To determine if invertebrate density and biomass changed in response to carcass treatment, we assessed the interaction between time (a categorical variable with 2 levels: before and during treatment) and treatment using linear mixed-effects or zero-inflated negative binomial (ZINB) models. Our models included treatment, time, and their interaction as fixed effects, and sampling date nested within site as random effects to account for temporal and spatial autocorrelation. We used linear mixed effects models for most metrics, and we natural log-transformed response variables when necessary to meet model assumptions. Because we expected the control and treatment sites to change over time due to seasonal variation, we used the interaction between time and treatment as evidence of a treatment effect. We focused on the three most abundant taxa (Gammarus sp. and Hyallela sp. amphipods and non-Tanypodinae Chironomidae; Table S1), hypoxia-sensitive taxa (Ephemeroptera and Trichoptera), and sessile taxa (Sphaeriidae). We chose Ephemeroptera and Trichoptera to represent hypoxia-sensitive taxa instead of a metric including Ephemeroptera, Trichoptera, and Plecoptera (EPT, Karr 1991) because Plecoptera are not present in Yellowstone Lake. Because some taxa were present at control sites but not carcass sites, our analyses of Ephemeroptera and Trichoptera density and biomass combined taxa within these two orders and only included taxa observed at control and carcass sites. We used ZINB models for Ephemeroptera and Trichoptera density and Sphaeriidae density, because these data were overdispersed and had many zeros (Brooks et al. 2017). We used Akaike information criterion corrected for small sample sizes (AICc) to select ZINB models over other possible models (Table S2). We did not perform statistical analysis on hypoxia-sensitive taxa (i.e., Ephemeroptera and Trichoptera) biomass or Sphaeriidae biomass because ZINB models are only appropriate for count data (such as abundance), and these overdispersed data did not meet model assumptions for other types of analytical tools. Statistical significance was tested with an alpha value of 0.1 because of variation expected from such a large-scale experiment with low replication, to improve our detection of invertebrate responses, and to reduce the possibility of Type II error. Model assumptions were examined and met. All statistical analyses were conducted in R version 3.6.2 (R Core Team 2019) using the lme4 package for linear mixed effects models (Bates et al. 2015) and the glmmTMB package for zero-inflated negative binomial models (Brooks et al. 2017). 
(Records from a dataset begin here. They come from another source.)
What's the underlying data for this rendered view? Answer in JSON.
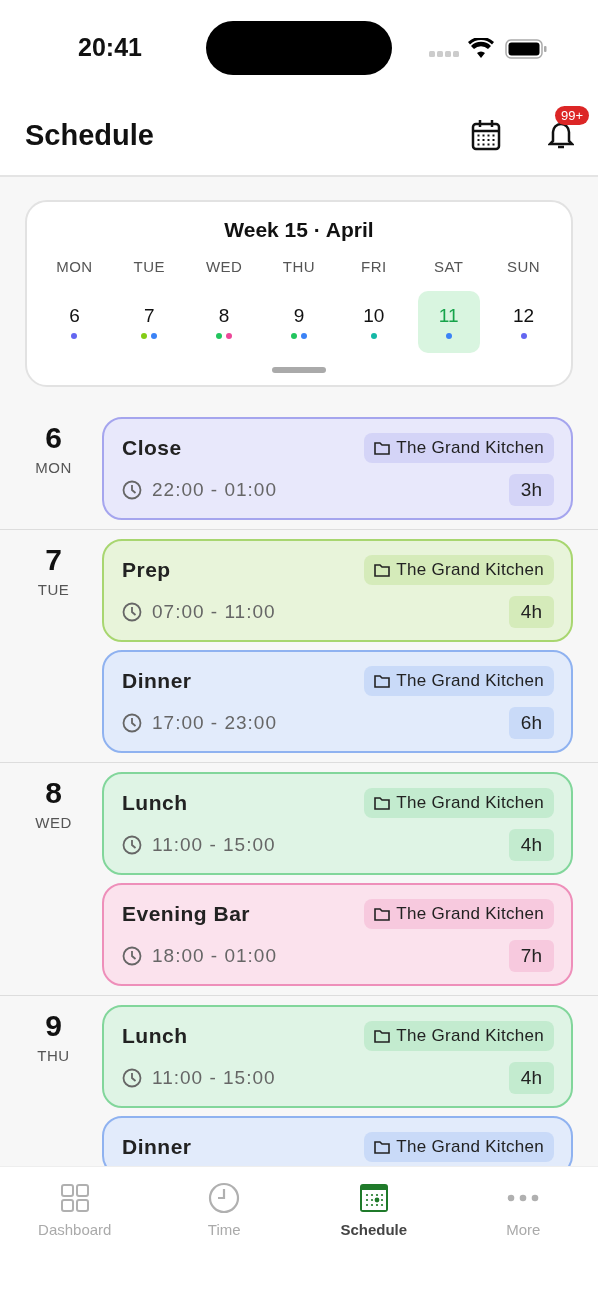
{
  "status_bar": {
    "time": "20:41"
  },
  "header": {
    "title": "Schedule",
    "notification_badge": "99+"
  },
  "week": {
    "title": "Week 15 · April",
    "days": [
      {
        "weekday": "MON",
        "date": "6",
        "selected": false,
        "dots": [
          {
            "color": "#6366f1"
          }
        ]
      },
      {
        "weekday": "TUE",
        "date": "7",
        "selected": false,
        "dots": [
          {
            "color": "#84cc16"
          },
          {
            "color": "#3b82f6"
          }
        ]
      },
      {
        "weekday": "WED",
        "date": "8",
        "selected": false,
        "dots": [
          {
            "color": "#22c55e"
          },
          {
            "color": "#ec4899"
          }
        ]
      },
      {
        "weekday": "THU",
        "date": "9",
        "selected": false,
        "dots": [
          {
            "color": "#22c55e"
          },
          {
            "color": "#3b82f6"
          }
        ]
      },
      {
        "weekday": "FRI",
        "date": "10",
        "selected": false,
        "dots": [
          {
            "color": "#14b8a6"
          }
        ]
      },
      {
        "weekday": "SAT",
        "date": "11",
        "selected": true,
        "dots": [
          {
            "color": "#3b82f6"
          }
        ]
      },
      {
        "weekday": "SUN",
        "date": "12",
        "selected": false,
        "dots": [
          {
            "color": "#6366f1"
          }
        ]
      }
    ]
  },
  "schedule": [
    {
      "date": "6",
      "weekday": "MON",
      "shifts": [
        {
          "title": "Close",
          "location": "The Grand Kitchen",
          "time": "22:00 - 01:00",
          "hours": "3h",
          "color": "#a5a5ee"
        }
      ]
    },
    {
      "date": "7",
      "weekday": "TUE",
      "shifts": [
        {
          "title": "Prep",
          "location": "The Grand Kitchen",
          "time": "07:00 - 11:00",
          "hours": "4h",
          "color": "#a8d670"
        },
        {
          "title": "Dinner",
          "location": "The Grand Kitchen",
          "time": "17:00 - 23:00",
          "hours": "6h",
          "color": "#8fb2f0"
        }
      ]
    },
    {
      "date": "8",
      "weekday": "WED",
      "shifts": [
        {
          "title": "Lunch",
          "location": "The Grand Kitchen",
          "time": "11:00 - 15:00",
          "hours": "4h",
          "color": "#82d69b"
        },
        {
          "title": "Evening Bar",
          "location": "The Grand Kitchen",
          "time": "18:00 - 01:00",
          "hours": "7h",
          "color": "#ee8fba"
        }
      ]
    },
    {
      "date": "9",
      "weekday": "THU",
      "shifts": [
        {
          "title": "Lunch",
          "location": "The Grand Kitchen",
          "time": "11:00 - 15:00",
          "hours": "4h",
          "color": "#82d69b"
        },
        {
          "title": "Dinner",
          "location": "The Grand Kitchen",
          "color": "#8fb2f0"
        }
      ]
    }
  ],
  "tab_bar": [
    {
      "kind": "grid",
      "label": "Dashboard",
      "selected": false
    },
    {
      "kind": "clock",
      "label": "Time",
      "selected": false
    },
    {
      "kind": "calendar",
      "label": "Schedule",
      "selected": true
    },
    {
      "kind": "dots",
      "label": "More",
      "selected": false
    }
  ]
}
We used non-metric multidimensional scaling (NMDS) based on Bray-Curtis dissimilarities to visualize how invertebrate community structure based on untransformed density and biomass responded to carcass treatment (Kruskal 1964; Minchin 1987). To test if invertebrate community structure changed in response to carcass treatment, we used a two-way mixed effects permutational multivariate analysis of variance (PERMANOVA) including time, treatment, and their interaction as fixed effects and site as a random effect (Anderson 2014). We used similarity percentages (SIMPER) analysis to identify the taxa that contributed most to differences in multivariate position by group, which allowed us to interpret changes in community structure (Clarke 1993). Community analysis was conducted using the vegan package (Oksanen et al. 2019).

Usage notes

Microsoft Excel


Yellowstone Forever, Award: G-022

Yellowstone National Park, Award: P17AC07089